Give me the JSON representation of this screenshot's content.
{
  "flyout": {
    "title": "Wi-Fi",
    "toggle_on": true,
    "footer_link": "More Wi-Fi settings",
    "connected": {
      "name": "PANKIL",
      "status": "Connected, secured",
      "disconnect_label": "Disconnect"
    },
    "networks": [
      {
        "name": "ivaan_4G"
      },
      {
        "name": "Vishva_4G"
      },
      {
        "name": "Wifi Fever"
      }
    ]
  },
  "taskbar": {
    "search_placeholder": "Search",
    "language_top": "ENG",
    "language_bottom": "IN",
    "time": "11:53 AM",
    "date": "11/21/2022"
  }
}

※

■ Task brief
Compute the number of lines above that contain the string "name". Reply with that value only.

■ Reply
4